Writing gender history / Laura Lee Downs.
By: Downs, Laura Lee.Material type: TextSeries: Writing history: Publisher: London : New York : Hodder Arnold ; Distributed in the United States of America by Oxford University Press, 2004Description: x, 209 p. ; 24 cm.ISBN: 0340807962; 9780340807965.Subject(s): Women -- History -- 20th century | Women -- Historiography | Feminism -- History -- 20th century | Feminism -- Historiography | Sex role -- History -- 20th century | Sex role -- HistoriographyDDC classification: 305.4072/2 LOC classification: HQ1154 | .D68 2004Other classification: 15.01 | 15.10
|Item type||Current location||Call number||Status||Date due||Barcode|
|Book||University of Texas At Tyler Stacks - 3rd Floor||HQ1154 .D68 2004 (Browse shelf)||Available||0000001951516|
Includes bibliographical references (p. -203) and index.
Before the second wave: scholarship on women from the early twentieth century into the 1960s. -- Second-wave feminism and the rediscovery of women's history, 1968-1975. -- Feminist historians and the 'new' social history: the case of England, 1968-1995. -- Is female to male as nature is to culture? Feminist anthropology and the search for a key to all misogynist mythologies. -- Beyond separate spheres: from women's history to gender history. -- Gender history, cultural history and the history of masculinity. -- Gender, poststructuralism and the 'cultural/linguistic turn' in history. -- Gender and history in a postcolonial world. -- From separate spheres to the public sphere: gender and the sexual politics of citizenship. -- Gender and history in a post-poststructuralist world. -- Conclusion: Women's and gender history as a work in progress.

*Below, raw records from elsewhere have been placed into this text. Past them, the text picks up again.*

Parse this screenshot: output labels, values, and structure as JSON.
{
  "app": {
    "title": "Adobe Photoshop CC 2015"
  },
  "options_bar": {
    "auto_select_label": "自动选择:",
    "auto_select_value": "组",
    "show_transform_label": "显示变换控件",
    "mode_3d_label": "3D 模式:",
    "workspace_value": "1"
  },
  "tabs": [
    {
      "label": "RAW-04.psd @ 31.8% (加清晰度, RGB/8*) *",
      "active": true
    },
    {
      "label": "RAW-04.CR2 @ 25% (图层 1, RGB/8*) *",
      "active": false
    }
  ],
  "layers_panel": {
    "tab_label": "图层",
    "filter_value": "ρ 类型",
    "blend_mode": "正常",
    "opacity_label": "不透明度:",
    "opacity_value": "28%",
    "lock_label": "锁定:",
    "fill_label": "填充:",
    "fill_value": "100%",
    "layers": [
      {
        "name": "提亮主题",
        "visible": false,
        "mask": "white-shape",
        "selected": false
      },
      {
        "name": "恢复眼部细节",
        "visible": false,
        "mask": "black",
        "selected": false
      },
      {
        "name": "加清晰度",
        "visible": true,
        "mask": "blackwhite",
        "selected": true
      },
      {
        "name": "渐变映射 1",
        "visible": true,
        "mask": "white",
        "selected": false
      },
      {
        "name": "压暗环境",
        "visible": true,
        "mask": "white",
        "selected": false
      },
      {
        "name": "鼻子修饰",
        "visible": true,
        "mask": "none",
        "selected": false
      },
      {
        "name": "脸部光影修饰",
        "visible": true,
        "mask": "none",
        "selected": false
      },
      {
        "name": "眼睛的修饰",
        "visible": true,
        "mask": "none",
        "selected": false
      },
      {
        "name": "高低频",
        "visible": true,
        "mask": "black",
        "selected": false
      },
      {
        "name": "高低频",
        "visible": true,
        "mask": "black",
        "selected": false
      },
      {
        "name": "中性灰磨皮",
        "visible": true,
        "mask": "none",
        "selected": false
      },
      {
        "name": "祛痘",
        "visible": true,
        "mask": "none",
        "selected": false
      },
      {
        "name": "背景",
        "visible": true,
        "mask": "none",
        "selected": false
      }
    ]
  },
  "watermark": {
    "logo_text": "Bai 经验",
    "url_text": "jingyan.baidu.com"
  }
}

"How has feminist scholarship changed history? At the beginning of the twenty-first century, it is clear that scholars no longer imagine that it is possible to write history, whether of the political, military, social, economic or intellectual varieties, without taking gender into account. Writing Gender History explores the evolution of historical writing about women and gender from the 1930s until the early twenty-first century. The discussion moves from women's history to gender history, and then to poststructuralist challenges to women's and gender history. Designed to be accessible to students, discussion focuses neither on abstract theory nor on historiography per se, but rather upon the practical application of theory in historical scholarship on women and gender."--BOOK JACKET.